Start of ENTRIES PROVIDED
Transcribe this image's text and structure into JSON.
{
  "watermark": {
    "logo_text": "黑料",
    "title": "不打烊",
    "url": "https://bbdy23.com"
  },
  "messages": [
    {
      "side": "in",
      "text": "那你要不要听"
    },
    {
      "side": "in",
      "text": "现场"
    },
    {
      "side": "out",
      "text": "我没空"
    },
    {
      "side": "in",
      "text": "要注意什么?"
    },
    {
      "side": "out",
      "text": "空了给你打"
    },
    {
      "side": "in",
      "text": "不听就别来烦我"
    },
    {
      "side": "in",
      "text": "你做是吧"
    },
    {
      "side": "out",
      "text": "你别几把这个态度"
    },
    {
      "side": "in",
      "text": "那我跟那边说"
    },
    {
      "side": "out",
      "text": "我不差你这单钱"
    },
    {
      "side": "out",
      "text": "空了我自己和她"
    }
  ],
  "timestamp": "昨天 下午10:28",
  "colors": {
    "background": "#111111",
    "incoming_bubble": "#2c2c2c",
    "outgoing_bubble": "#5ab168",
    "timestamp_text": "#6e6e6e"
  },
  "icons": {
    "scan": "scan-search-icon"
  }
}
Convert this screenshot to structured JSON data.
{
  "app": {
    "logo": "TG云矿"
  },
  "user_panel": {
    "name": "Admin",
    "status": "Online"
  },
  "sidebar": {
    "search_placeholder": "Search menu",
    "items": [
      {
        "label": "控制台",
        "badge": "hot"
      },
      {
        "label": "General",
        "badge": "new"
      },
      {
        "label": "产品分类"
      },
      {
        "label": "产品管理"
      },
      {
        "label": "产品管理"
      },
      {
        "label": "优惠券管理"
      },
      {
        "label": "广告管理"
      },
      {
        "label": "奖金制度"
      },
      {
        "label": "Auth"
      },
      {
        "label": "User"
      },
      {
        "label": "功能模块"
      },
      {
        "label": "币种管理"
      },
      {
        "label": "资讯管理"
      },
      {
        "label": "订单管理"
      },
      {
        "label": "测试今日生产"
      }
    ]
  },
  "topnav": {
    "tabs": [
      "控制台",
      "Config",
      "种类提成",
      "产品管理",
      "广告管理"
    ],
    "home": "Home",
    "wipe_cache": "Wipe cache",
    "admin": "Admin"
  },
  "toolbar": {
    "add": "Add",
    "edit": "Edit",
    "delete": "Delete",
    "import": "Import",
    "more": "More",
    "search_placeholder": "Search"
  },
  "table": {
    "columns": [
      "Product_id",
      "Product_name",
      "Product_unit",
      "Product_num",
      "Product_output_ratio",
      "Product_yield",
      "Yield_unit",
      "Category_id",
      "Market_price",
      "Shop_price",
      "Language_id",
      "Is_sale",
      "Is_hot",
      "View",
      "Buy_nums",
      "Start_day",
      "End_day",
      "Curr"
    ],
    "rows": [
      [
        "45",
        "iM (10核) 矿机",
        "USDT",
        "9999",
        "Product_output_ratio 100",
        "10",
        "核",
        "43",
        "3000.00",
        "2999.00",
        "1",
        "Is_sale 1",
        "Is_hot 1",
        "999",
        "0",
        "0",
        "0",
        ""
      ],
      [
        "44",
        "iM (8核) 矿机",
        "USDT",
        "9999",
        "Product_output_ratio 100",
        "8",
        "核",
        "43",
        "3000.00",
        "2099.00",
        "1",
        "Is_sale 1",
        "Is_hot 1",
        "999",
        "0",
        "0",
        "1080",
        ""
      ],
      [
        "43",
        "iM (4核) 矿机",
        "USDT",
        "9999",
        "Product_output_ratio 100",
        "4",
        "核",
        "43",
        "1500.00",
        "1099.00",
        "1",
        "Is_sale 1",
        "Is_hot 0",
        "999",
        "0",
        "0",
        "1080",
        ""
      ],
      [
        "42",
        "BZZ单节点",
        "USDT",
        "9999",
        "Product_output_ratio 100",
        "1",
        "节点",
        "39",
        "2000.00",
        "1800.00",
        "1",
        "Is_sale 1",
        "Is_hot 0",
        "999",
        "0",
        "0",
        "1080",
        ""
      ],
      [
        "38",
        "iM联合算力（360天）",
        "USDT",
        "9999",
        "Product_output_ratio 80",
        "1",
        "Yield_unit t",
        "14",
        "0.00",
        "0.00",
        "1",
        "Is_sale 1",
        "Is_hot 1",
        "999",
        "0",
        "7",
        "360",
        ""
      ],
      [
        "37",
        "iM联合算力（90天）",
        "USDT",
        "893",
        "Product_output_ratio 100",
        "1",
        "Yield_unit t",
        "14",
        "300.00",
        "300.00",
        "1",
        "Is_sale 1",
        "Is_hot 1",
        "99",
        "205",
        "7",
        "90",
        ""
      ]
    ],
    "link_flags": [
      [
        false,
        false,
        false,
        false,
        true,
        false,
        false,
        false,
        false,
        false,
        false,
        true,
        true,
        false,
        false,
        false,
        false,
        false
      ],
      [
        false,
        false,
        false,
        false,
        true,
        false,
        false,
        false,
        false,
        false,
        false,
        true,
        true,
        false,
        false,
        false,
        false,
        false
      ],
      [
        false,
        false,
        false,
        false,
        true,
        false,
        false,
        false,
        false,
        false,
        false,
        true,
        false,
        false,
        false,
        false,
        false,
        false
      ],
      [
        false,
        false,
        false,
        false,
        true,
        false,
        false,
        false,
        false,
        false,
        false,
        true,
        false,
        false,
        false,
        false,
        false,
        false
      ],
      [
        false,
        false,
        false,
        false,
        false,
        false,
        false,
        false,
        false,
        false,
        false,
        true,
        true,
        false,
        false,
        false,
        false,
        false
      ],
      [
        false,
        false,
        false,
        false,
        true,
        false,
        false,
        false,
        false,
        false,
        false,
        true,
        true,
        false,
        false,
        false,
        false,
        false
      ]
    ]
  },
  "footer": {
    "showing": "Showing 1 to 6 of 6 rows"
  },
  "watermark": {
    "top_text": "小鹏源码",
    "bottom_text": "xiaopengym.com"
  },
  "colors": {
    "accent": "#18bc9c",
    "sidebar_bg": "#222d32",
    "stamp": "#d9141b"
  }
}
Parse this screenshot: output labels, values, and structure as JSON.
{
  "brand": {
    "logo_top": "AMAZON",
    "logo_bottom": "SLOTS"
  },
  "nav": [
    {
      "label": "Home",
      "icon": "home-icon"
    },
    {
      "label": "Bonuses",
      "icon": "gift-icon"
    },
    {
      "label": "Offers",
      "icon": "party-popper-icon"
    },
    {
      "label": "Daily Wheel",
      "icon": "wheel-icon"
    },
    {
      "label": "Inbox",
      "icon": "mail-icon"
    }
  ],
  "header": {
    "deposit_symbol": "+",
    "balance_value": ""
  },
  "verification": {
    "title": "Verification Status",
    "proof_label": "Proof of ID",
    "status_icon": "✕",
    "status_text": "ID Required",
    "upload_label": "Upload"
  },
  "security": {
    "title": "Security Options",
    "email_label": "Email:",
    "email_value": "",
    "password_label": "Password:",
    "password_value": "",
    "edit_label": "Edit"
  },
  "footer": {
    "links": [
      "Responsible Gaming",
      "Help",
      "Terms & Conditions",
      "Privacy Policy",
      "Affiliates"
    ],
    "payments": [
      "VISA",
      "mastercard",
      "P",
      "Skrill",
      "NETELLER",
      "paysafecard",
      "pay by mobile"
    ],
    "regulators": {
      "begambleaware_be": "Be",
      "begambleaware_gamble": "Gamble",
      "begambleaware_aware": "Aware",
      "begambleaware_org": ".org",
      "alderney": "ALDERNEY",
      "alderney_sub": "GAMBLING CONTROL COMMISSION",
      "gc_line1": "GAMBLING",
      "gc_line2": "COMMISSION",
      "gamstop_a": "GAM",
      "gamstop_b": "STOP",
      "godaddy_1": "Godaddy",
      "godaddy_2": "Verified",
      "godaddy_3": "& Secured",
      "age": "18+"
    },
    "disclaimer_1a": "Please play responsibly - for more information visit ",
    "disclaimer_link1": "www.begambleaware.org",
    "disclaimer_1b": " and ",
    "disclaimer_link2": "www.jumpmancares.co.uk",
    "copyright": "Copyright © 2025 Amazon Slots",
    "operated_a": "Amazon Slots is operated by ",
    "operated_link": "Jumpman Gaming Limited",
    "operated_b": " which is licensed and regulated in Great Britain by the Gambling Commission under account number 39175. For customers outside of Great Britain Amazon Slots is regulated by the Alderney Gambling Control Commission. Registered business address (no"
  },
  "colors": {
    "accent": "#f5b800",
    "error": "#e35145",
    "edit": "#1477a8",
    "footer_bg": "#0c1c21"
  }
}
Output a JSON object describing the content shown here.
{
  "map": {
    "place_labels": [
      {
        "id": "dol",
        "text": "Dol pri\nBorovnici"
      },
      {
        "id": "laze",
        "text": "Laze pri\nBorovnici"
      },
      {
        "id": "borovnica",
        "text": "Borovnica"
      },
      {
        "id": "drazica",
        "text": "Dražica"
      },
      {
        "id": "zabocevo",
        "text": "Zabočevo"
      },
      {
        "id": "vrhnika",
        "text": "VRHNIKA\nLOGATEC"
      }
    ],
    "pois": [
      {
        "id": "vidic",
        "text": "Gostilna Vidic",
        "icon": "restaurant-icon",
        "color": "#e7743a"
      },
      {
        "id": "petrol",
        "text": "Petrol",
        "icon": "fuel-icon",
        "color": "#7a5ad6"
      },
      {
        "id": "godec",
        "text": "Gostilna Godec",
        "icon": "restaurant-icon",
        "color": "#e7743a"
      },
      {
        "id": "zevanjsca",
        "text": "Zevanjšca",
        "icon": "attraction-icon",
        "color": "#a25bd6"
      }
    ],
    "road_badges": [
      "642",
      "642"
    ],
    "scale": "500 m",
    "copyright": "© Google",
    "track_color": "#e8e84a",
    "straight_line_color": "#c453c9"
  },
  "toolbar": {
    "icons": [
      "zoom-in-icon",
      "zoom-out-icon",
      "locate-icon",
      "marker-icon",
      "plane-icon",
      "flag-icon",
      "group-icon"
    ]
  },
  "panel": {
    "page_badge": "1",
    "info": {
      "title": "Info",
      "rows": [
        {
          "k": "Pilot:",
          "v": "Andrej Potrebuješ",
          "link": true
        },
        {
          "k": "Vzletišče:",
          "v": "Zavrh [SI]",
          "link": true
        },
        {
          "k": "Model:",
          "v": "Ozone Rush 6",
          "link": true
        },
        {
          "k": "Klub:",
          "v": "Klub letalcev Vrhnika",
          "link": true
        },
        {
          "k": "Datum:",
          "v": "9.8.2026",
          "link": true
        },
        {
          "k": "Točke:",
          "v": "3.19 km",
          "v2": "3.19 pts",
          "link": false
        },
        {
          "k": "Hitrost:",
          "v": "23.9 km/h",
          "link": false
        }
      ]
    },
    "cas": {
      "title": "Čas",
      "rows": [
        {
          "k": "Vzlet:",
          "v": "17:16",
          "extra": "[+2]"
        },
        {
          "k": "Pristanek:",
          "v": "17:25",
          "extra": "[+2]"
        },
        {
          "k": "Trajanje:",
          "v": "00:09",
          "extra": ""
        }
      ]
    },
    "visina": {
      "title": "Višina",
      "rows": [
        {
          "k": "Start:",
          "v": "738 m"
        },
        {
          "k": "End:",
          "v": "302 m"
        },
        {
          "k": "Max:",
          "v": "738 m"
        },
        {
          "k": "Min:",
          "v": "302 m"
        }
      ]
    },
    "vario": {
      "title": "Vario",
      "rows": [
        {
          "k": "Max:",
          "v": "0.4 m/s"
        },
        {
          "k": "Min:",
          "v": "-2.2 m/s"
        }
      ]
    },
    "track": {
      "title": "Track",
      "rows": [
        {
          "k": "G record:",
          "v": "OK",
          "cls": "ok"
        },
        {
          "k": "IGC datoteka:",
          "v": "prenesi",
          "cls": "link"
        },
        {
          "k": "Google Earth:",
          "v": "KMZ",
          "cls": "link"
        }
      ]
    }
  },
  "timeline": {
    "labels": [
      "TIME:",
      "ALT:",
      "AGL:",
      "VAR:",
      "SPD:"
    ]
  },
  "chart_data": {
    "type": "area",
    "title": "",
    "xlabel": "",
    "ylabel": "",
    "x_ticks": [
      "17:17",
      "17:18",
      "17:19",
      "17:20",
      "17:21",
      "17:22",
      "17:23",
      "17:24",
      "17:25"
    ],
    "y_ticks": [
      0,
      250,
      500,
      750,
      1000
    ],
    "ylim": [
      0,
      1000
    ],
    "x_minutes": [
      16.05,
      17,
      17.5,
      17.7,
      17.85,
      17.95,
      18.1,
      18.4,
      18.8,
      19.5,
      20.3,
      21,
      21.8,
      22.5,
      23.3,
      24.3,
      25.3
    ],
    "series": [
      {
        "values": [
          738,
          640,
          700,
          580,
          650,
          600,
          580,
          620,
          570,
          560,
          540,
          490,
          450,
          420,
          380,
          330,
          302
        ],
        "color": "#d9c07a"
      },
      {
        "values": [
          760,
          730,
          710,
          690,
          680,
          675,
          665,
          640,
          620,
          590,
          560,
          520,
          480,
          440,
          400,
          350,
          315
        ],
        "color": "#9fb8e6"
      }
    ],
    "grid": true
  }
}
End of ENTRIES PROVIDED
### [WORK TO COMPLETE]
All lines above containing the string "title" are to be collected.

### [ANSWER TO THE EXERCISE]
    "title": "不打烊",
    "title": "Verification Status",
    "title": "Security Options",
      "title": "Info",
      "title": "Čas",
      "title": "Višina",
      "title": "Vario",
      "title": "Track",
    "title": "",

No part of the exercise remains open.